At the same time it seems that the world’s moving rapidly towards the formation of separate blocs. Under these circumstances, what will it take for Hungary to remain a meeting point in the long term?

The most important thing is to see what’s happening around us. And let’s not believe that the formation of blocs is a foregone conclusion. Because while those who argue for some form of global economic isolation, decoupling or “de-risking” are more vocal, the reality is different. So while they’re trying to put pressure on Chinese telecoms companies and question why Hungary’s cooperating with them, Germany’s happily cooperating with such companies. So in fact when it comes to money and economics, reality points towards more cooperation. The statement that the President of China delivered here in front of us all included an invitation to Hungary to participate in the modernisation of the Chinese economy. This is a huge opportunity for Hungarian manufacturers and for Hungarian-owned companies in Hungary, who can and will acquire markets and economic opportunities in China – and are already acquiring them. Every country in the world is doing this. In fact we’re competing for contacts. So I think that the fact that the Hungarian government favours connectivity, cooperation, free trade and investment means that we’re not part of the minority in the world, but in the majority. Let’s not be suckers! While others talk about the need to be cautious, in reality they’re pushing forward economically in the most aggressive way. So let’s not allow ourselves to be taken in by what they say. We have to watch what they’re doing. Don’t just listen to their voices: look at what they’re doing with their hands.
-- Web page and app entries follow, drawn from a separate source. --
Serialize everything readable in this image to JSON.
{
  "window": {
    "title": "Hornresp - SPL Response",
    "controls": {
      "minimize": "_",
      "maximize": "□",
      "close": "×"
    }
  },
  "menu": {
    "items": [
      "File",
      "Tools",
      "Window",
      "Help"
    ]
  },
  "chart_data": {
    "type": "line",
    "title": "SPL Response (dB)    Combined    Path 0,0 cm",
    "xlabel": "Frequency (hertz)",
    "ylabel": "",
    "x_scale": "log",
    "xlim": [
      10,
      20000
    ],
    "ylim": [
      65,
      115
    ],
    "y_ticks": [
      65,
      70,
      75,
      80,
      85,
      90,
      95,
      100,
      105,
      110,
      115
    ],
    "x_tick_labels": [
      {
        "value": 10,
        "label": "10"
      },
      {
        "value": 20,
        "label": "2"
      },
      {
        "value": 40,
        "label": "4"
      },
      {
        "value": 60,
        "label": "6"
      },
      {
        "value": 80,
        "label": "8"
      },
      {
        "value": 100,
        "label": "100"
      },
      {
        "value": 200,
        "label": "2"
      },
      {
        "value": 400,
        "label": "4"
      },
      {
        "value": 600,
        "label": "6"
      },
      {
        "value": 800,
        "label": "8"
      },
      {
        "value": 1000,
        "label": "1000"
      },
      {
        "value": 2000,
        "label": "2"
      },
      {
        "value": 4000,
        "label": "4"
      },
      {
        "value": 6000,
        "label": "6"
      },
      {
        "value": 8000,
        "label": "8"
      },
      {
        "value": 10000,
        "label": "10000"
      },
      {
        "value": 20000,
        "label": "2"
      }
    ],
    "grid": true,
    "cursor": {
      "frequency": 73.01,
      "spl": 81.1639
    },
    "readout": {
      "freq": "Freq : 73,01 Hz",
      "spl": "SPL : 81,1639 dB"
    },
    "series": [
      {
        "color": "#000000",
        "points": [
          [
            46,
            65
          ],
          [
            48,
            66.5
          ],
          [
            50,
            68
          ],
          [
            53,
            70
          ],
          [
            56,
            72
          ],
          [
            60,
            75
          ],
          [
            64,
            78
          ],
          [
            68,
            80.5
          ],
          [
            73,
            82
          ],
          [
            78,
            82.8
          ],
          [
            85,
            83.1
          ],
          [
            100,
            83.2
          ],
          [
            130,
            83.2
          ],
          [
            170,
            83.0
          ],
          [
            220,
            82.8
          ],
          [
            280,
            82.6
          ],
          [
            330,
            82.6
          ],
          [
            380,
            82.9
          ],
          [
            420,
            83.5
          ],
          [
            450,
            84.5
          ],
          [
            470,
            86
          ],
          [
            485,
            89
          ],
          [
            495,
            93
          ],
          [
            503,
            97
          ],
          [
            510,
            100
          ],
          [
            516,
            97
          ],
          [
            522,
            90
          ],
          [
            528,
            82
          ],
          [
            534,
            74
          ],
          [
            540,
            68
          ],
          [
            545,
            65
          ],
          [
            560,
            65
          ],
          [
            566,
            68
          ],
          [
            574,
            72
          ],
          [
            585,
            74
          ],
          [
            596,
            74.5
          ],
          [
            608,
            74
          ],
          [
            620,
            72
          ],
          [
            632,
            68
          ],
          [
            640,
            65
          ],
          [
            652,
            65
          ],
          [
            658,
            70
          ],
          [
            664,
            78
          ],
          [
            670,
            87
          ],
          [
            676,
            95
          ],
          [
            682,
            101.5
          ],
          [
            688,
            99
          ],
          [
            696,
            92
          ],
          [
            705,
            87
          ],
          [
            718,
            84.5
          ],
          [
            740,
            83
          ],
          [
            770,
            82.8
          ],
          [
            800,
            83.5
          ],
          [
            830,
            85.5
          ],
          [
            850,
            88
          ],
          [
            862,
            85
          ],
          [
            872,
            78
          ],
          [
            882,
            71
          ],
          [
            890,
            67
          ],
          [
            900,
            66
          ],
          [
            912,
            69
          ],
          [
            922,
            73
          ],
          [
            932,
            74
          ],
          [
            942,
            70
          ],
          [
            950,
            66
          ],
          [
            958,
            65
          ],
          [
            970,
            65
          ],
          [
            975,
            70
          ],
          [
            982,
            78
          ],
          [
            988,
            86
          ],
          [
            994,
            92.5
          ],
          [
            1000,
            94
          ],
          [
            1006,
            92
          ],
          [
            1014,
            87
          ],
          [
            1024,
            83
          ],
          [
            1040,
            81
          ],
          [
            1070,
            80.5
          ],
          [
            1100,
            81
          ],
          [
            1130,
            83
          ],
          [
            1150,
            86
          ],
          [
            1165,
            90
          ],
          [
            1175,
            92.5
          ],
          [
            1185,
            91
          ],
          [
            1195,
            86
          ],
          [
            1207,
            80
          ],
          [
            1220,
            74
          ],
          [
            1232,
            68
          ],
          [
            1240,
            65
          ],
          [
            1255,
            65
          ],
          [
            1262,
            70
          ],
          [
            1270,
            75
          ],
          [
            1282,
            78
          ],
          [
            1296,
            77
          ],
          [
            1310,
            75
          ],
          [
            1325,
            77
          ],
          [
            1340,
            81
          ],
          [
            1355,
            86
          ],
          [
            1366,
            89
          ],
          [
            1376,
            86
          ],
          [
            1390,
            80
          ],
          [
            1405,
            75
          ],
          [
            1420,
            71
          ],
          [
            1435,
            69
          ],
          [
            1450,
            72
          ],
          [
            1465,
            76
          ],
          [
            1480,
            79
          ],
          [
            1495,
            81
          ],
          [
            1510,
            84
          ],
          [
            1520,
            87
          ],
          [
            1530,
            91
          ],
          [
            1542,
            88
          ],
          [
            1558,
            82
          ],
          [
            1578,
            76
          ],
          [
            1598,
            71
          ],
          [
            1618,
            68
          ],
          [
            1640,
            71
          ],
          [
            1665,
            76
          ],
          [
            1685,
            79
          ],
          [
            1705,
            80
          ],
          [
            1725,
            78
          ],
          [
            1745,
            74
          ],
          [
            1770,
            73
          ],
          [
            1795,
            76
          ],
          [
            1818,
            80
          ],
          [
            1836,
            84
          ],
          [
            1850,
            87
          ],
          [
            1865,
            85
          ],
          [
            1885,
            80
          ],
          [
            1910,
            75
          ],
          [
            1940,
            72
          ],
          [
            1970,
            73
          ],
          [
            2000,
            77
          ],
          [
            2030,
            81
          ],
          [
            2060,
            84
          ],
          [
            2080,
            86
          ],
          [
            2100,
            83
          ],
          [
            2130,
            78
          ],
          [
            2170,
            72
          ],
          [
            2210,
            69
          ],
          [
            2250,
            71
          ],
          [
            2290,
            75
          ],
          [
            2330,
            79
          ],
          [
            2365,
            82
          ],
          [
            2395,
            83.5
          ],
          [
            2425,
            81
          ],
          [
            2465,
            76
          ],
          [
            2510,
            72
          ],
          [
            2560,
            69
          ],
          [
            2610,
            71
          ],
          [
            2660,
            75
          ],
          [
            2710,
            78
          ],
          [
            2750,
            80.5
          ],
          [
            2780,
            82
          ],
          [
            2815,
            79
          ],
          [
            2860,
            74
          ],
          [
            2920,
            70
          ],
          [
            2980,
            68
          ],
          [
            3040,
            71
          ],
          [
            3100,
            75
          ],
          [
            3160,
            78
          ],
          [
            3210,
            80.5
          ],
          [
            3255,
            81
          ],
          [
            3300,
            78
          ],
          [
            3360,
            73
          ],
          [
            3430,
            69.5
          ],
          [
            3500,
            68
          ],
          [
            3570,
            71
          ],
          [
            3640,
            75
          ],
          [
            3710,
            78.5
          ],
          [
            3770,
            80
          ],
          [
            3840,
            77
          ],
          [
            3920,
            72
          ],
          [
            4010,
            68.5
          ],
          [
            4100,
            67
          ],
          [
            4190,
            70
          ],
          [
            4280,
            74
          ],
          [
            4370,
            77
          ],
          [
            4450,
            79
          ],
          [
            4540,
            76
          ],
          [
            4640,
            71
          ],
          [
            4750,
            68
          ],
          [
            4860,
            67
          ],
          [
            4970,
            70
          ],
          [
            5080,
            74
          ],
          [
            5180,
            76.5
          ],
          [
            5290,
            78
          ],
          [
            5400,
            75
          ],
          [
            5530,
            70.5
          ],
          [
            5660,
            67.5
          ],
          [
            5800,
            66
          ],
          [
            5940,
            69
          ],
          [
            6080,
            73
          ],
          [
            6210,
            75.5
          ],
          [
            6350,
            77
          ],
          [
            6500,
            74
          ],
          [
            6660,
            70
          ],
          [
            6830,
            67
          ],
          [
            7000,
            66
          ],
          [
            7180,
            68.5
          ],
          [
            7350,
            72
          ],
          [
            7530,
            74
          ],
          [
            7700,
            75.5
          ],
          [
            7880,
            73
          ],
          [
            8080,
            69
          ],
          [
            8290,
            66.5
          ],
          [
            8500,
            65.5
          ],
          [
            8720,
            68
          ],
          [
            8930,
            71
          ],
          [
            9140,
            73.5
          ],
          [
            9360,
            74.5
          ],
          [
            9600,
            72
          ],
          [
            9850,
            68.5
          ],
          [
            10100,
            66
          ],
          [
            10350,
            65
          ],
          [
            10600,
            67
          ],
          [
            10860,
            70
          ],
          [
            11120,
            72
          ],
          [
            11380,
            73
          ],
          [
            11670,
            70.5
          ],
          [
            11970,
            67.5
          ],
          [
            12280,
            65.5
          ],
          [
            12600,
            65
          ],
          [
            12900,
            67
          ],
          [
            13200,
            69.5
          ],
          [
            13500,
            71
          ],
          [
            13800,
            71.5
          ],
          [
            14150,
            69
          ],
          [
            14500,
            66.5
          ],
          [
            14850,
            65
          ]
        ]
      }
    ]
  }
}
I’ve been asking Prime Minister Viktor Orbán questions related to the assassination attempt on Robert Fico, the war between Russia and Ukraine, and last week’s visit by the President of China.